Would you write out all of the entries below, exactly as they stand?

Data extracts START

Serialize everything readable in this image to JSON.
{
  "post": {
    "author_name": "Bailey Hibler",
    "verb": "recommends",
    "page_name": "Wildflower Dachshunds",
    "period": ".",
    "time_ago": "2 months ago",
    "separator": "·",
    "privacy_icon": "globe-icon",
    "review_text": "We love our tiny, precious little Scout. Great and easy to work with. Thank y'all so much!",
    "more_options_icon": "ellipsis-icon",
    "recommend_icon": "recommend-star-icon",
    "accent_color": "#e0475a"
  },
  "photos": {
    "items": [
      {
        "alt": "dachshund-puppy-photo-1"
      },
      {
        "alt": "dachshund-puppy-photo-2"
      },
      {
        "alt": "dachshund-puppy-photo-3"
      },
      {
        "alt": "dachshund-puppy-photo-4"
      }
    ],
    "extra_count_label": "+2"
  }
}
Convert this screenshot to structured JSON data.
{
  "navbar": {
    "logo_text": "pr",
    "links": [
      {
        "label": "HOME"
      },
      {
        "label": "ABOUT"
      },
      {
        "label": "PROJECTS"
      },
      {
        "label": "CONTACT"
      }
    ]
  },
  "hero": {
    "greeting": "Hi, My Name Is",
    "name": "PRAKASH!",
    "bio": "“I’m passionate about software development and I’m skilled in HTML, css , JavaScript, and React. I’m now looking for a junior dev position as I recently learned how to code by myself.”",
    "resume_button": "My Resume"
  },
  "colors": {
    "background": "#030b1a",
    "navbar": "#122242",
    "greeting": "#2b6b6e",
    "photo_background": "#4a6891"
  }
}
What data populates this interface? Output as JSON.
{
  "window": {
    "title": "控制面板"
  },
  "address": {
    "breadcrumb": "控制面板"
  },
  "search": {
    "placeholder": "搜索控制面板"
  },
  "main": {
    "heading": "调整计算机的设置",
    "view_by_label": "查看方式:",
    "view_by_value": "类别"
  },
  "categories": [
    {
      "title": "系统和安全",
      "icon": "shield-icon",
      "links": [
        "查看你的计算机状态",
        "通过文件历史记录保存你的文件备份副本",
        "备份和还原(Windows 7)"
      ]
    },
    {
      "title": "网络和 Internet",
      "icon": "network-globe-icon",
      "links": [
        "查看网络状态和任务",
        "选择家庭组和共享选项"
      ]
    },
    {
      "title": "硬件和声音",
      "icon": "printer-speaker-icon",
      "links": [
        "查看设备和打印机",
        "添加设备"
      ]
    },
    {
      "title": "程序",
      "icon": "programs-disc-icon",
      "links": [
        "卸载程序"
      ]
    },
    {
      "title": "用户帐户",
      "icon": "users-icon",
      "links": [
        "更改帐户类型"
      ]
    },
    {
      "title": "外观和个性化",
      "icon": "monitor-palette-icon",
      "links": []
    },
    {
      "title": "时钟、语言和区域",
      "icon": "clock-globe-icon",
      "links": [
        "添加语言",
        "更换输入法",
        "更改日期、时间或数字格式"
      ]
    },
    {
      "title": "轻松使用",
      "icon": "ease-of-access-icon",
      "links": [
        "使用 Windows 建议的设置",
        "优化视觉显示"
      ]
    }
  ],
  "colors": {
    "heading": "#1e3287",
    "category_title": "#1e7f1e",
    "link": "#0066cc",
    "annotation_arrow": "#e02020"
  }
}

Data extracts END

▶ [Solution to this problem]:
Serialize everything readable in this image to JSON.
{
  "post": {
    "author_name": "Bailey Hibler",
    "verb": "recommends",
    "page_name": "Wildflower Dachshunds",
    "period": ".",
    "time_ago": "2 months ago",
    "separator": "·",
    "privacy_icon": "globe-icon",
    "review_text": "We love our tiny, precious little Scout. Great and easy to work with. Thank y'all so much!",
    "more_options_icon": "ellipsis-icon",
    "recommend_icon": "recommend-star-icon",
    "accent_color": "#e0475a"
  },
  "photos": {
    "items": [
      {
        "alt": "dachshund-puppy-photo-1"
      },
      {
        "alt": "dachshund-puppy-photo-2"
      },
      {
        "alt": "dachshund-puppy-photo-3"
      },
      {
        "alt": "dachshund-puppy-photo-4"
      }
    ],
    "extra_count_label": "+2"
  }
}
Convert this screenshot to structured JSON data.
{
  "navbar": {
    "logo_text": "pr",
    "links": [
      {
        "label": "HOME"
      },
      {
        "label": "ABOUT"
      },
      {
        "label": "PROJECTS"
      },
      {
        "label": "CONTACT"
      }
    ]
  },
  "hero": {
    "greeting": "Hi, My Name Is",
    "name": "PRAKASH!",
    "bio": "“I’m passionate about software development and I’m skilled in HTML, css , JavaScript, and React. I’m now looking for a junior dev position as I recently learned how to code by myself.”",
    "resume_button": "My Resume"
  },
  "colors": {
    "background": "#030b1a",
    "navbar": "#122242",
    "greeting": "#2b6b6e",
    "photo_background": "#4a6891"
  }
}
What data populates this interface? Output as JSON.
{
  "window": {
    "title": "控制面板"
  },
  "address": {
    "breadcrumb": "控制面板"
  },
  "search": {
    "placeholder": "搜索控制面板"
  },
  "main": {
    "heading": "调整计算机的设置",
    "view_by_label": "查看方式:",
    "view_by_value": "类别"
  },
  "categories": [
    {
      "title": "系统和安全",
      "icon": "shield-icon",
      "links": [
        "查看你的计算机状态",
        "通过文件历史记录保存你的文件备份副本",
        "备份和还原(Windows 7)"
      ]
    },
    {
      "title": "网络和 Internet",
      "icon": "network-globe-icon",
      "links": [
        "查看网络状态和任务",
        "选择家庭组和共享选项"
      ]
    },
    {
      "title": "硬件和声音",
      "icon": "printer-speaker-icon",
      "links": [
        "查看设备和打印机",
        "添加设备"
      ]
    },
    {
      "title": "程序",
      "icon": "programs-disc-icon",
      "links": [
        "卸载程序"
      ]
    },
    {
      "title": "用户帐户",
      "icon": "users-icon",
      "links": [
        "更改帐户类型"
      ]
    },
    {
      "title": "外观和个性化",
      "icon": "monitor-palette-icon",
      "links": []
    },
    {
      "title": "时钟、语言和区域",
      "icon": "clock-globe-icon",
      "links": [
        "添加语言",
        "更换输入法",
        "更改日期、时间或数字格式"
      ]
    },
    {
      "title": "轻松使用",
      "icon": "ease-of-access-icon",
      "links": [
        "使用 Windows 建议的设置",
        "优化视觉显示"
      ]
    }
  ],
  "colors": {
    "heading": "#1e3287",
    "category_title": "#1e7f1e",
    "link": "#0066cc",
    "annotation_arrow": "#e02020"
  }
}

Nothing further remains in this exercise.